EXERCISE: All lines holding the word "Quitter" are to be copied from the records beneath.

DATA FOR THE TASK:
━━━━

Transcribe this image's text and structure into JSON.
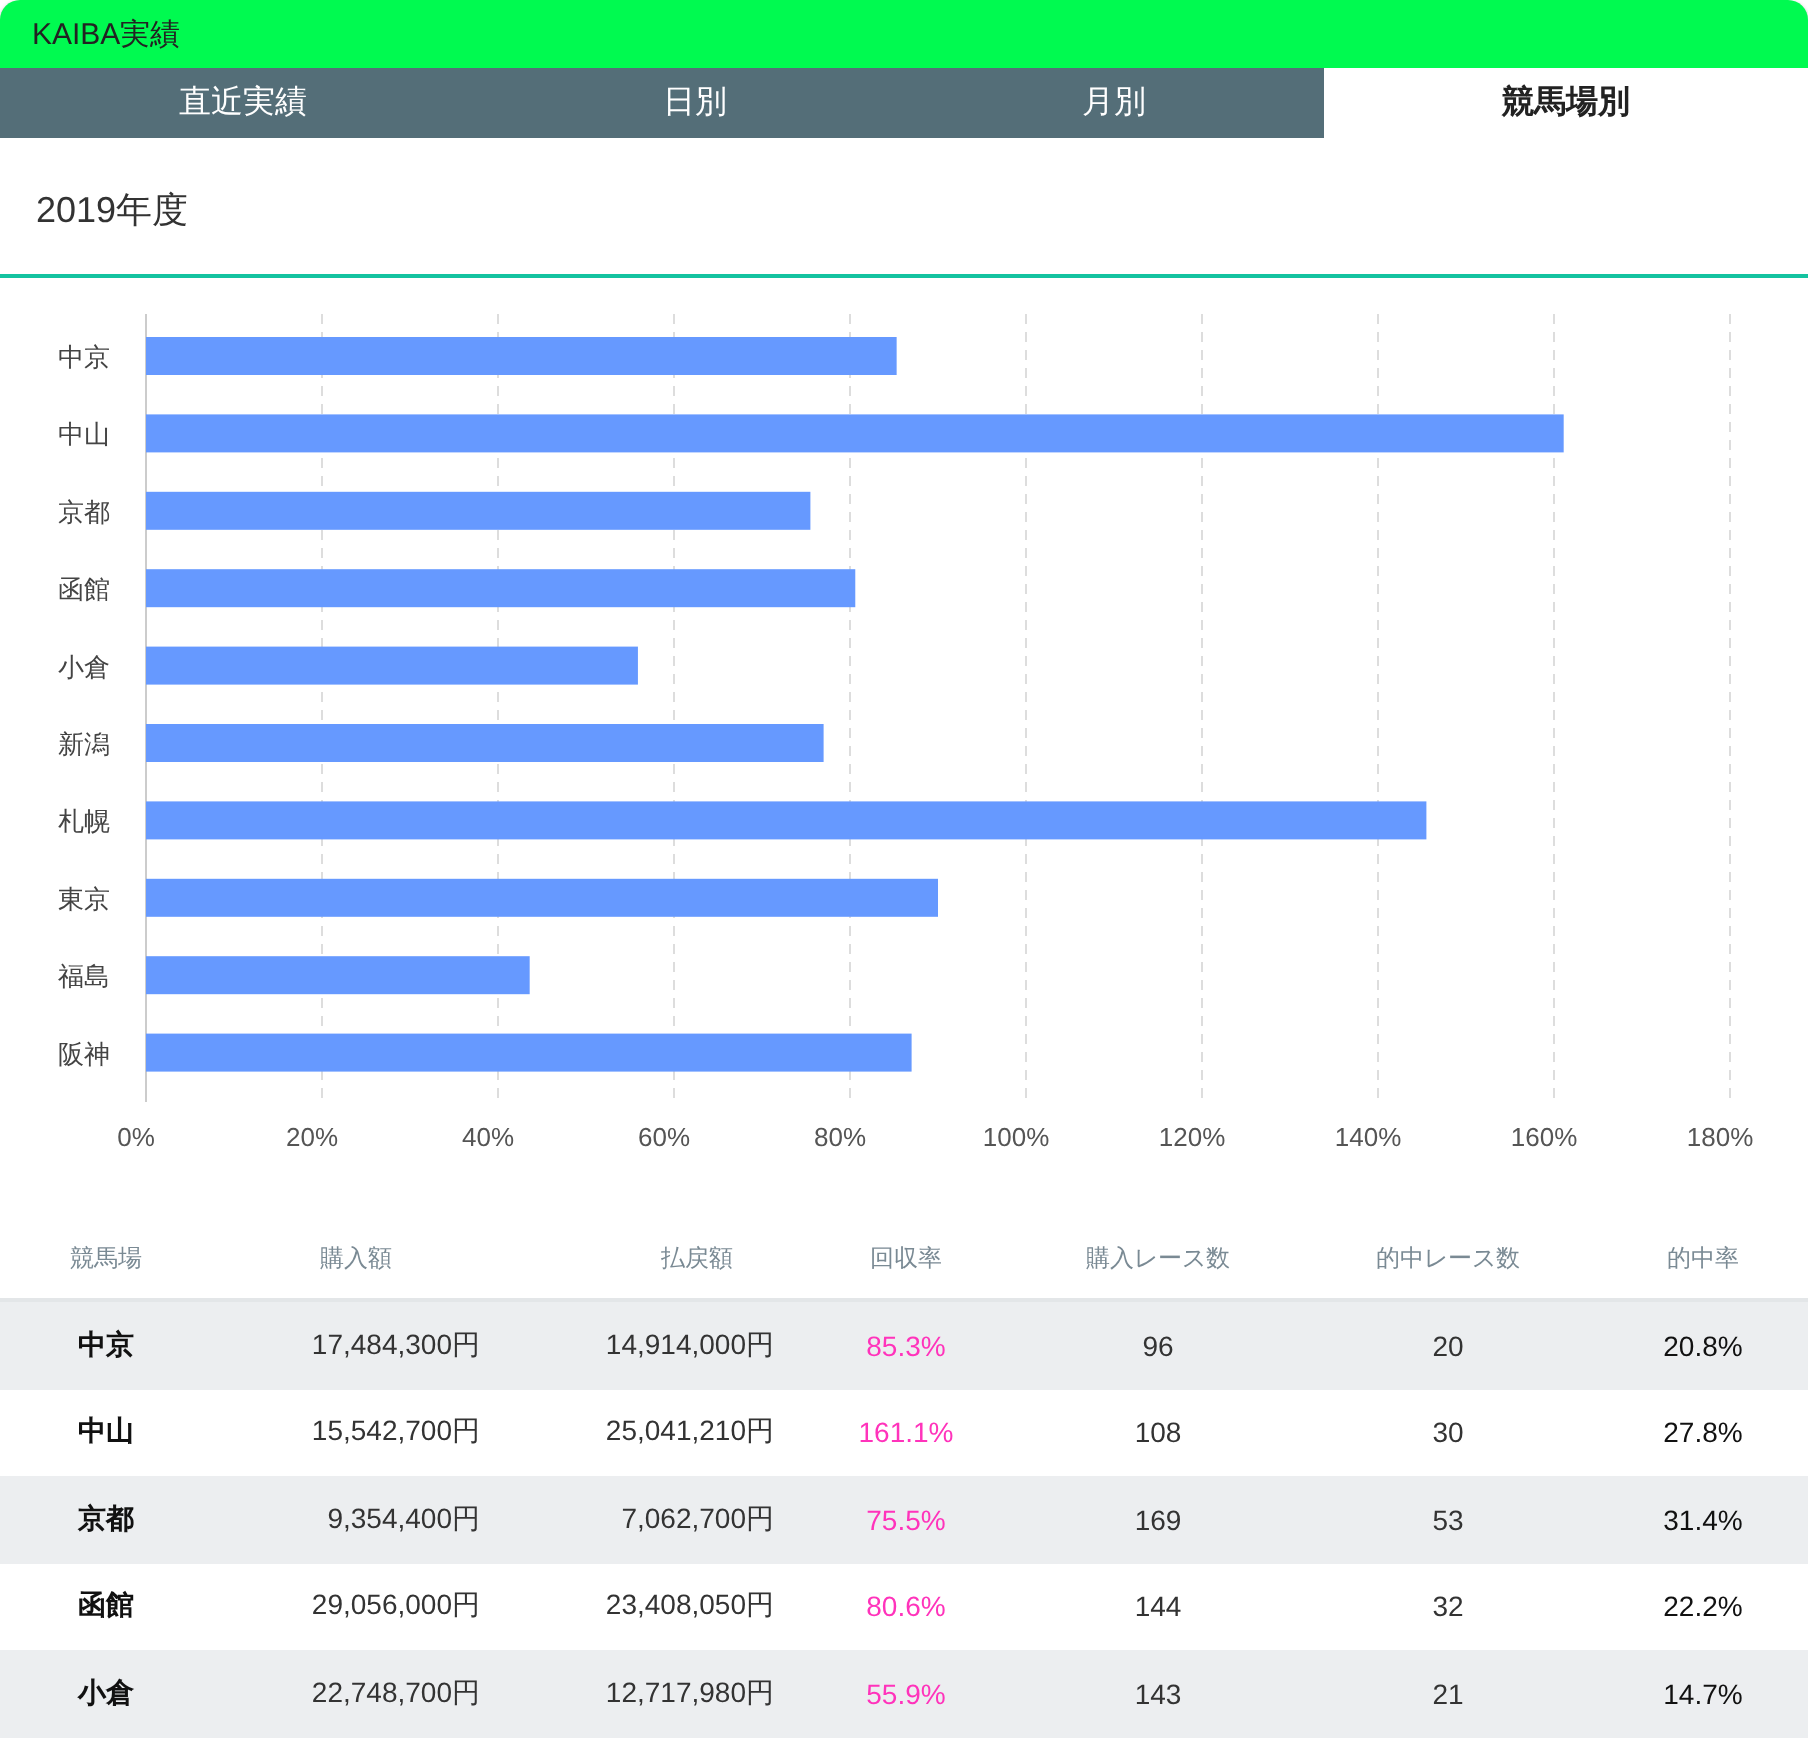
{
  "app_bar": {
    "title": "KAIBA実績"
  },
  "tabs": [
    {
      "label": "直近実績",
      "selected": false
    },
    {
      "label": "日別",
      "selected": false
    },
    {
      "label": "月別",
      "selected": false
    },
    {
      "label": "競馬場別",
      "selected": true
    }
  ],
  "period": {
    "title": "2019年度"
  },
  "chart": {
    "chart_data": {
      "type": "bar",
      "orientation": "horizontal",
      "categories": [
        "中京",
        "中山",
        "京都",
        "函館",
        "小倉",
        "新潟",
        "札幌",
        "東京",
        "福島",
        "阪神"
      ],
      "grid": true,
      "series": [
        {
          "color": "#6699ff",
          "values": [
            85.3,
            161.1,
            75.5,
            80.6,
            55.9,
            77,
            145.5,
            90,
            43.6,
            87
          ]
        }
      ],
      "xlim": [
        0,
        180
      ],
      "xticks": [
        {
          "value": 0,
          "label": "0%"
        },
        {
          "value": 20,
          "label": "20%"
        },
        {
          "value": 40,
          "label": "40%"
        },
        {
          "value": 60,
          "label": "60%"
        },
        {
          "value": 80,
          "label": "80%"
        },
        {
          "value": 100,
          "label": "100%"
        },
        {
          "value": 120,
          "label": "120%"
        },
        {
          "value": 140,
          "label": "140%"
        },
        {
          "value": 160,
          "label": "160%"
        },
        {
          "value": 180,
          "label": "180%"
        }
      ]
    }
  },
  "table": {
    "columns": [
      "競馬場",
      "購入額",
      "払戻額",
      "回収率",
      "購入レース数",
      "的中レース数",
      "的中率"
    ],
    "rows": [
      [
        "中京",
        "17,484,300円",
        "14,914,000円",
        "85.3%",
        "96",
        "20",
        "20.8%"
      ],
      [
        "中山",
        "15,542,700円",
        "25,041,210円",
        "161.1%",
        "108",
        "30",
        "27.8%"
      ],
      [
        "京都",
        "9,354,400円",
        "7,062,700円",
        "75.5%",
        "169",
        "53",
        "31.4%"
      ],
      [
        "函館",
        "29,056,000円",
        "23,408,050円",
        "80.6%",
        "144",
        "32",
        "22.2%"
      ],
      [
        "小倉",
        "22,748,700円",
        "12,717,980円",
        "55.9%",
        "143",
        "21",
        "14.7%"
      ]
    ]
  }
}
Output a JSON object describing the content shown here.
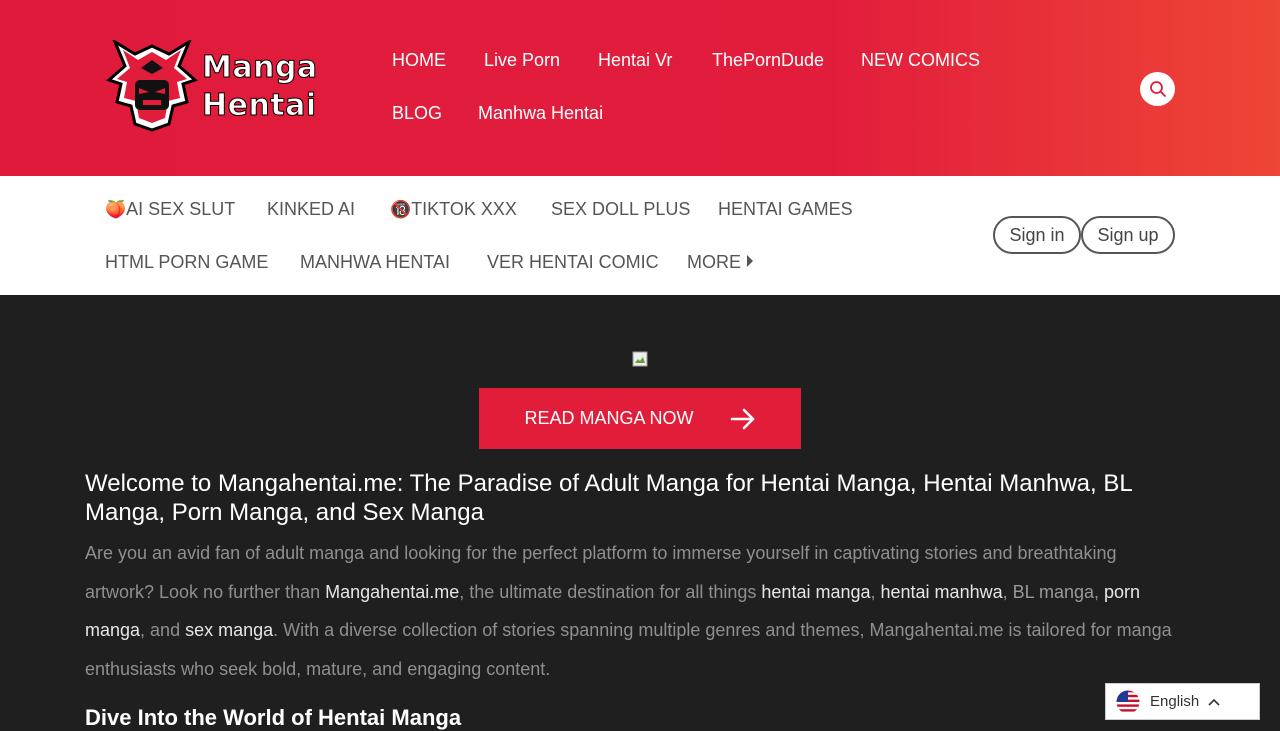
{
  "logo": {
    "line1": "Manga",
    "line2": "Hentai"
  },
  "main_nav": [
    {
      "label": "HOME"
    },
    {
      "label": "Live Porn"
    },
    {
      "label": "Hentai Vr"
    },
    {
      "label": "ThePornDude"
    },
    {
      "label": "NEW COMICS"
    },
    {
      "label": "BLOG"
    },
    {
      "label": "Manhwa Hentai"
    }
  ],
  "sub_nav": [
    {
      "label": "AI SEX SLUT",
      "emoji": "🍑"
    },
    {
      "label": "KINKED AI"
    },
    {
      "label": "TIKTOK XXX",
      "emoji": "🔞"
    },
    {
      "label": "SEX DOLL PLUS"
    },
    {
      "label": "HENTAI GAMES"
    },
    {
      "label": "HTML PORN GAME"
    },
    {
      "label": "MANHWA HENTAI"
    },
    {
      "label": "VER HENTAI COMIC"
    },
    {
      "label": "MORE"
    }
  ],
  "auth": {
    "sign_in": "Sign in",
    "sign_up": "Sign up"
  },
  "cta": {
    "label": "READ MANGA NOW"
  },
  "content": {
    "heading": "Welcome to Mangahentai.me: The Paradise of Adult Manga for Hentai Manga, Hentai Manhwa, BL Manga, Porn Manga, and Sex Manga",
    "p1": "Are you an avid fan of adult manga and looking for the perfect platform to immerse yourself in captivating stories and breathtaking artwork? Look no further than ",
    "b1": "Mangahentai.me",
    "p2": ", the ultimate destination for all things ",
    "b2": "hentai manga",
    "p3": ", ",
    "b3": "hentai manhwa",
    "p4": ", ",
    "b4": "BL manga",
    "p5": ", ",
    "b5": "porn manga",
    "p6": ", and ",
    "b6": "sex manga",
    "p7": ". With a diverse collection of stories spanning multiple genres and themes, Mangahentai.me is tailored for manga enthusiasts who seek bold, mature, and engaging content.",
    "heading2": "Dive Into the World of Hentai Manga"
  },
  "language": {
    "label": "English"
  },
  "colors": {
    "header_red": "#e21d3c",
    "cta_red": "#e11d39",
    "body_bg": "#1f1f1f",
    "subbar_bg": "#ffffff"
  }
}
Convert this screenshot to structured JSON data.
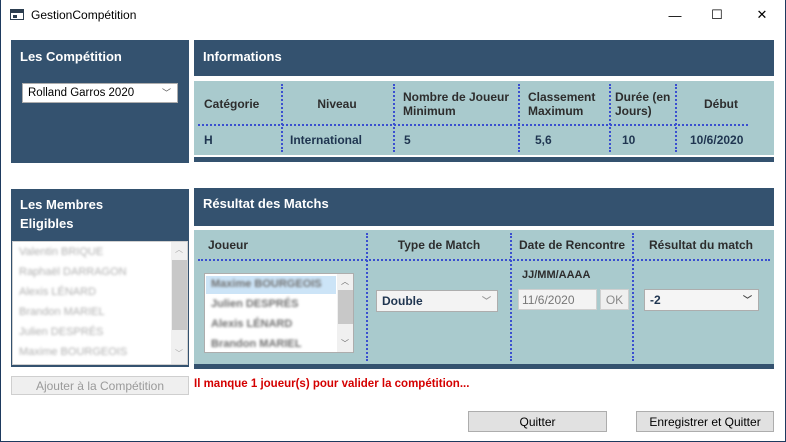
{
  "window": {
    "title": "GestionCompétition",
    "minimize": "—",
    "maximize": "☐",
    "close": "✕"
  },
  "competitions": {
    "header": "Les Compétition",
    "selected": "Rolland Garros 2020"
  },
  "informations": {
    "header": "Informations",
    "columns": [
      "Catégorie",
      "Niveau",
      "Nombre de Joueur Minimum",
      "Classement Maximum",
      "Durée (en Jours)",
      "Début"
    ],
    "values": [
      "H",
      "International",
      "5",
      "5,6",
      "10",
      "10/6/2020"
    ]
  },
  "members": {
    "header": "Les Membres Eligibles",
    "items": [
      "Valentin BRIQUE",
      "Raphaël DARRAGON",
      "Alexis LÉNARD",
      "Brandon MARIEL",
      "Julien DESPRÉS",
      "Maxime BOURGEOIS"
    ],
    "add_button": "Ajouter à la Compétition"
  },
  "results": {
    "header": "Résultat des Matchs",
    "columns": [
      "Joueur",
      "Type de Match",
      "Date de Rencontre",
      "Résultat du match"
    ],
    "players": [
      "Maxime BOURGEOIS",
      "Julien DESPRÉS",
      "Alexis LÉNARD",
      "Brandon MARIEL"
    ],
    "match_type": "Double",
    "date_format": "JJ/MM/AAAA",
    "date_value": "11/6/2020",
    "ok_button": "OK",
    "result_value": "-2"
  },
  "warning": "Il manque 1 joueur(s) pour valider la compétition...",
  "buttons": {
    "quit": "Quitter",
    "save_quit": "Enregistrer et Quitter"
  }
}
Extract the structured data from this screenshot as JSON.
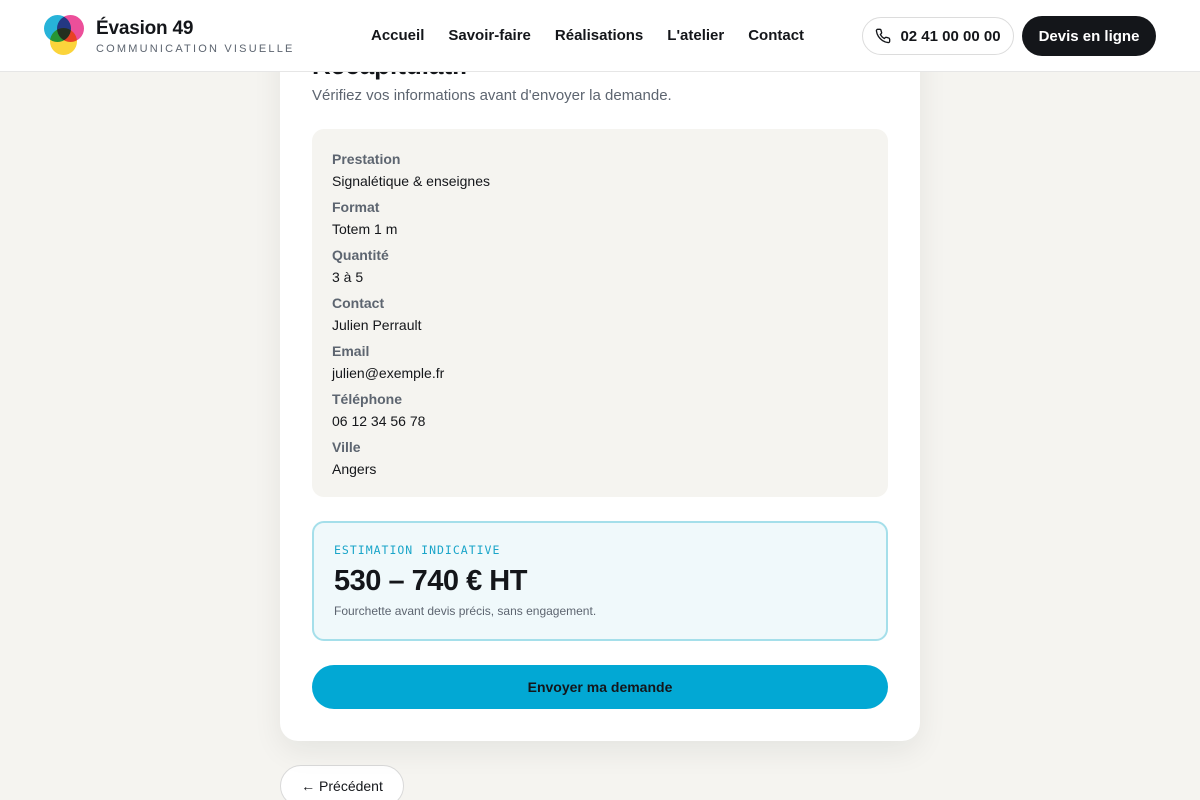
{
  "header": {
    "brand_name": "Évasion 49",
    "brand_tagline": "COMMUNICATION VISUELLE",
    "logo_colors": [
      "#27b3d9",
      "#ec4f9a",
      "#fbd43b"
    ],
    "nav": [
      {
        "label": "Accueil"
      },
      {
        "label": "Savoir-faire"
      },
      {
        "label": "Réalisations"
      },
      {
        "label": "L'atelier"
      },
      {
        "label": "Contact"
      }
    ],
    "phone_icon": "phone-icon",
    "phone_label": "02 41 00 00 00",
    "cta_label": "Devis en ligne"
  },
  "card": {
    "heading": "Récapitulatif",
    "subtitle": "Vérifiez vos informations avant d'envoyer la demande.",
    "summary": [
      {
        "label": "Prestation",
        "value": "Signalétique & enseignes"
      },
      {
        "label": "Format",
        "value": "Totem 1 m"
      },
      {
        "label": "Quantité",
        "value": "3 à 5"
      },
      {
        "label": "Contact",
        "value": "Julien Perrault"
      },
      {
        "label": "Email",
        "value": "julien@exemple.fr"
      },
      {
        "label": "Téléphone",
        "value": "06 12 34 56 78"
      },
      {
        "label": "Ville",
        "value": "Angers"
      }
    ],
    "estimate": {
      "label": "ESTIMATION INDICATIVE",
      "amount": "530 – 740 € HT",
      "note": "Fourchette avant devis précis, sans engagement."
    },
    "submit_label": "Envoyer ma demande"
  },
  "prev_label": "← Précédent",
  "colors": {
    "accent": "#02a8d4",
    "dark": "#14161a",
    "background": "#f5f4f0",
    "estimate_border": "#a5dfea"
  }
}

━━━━

ANSWER TO THIS TASK:
    "quit": "Quitter",
    "save_quit": "Enregistrer et Quitter"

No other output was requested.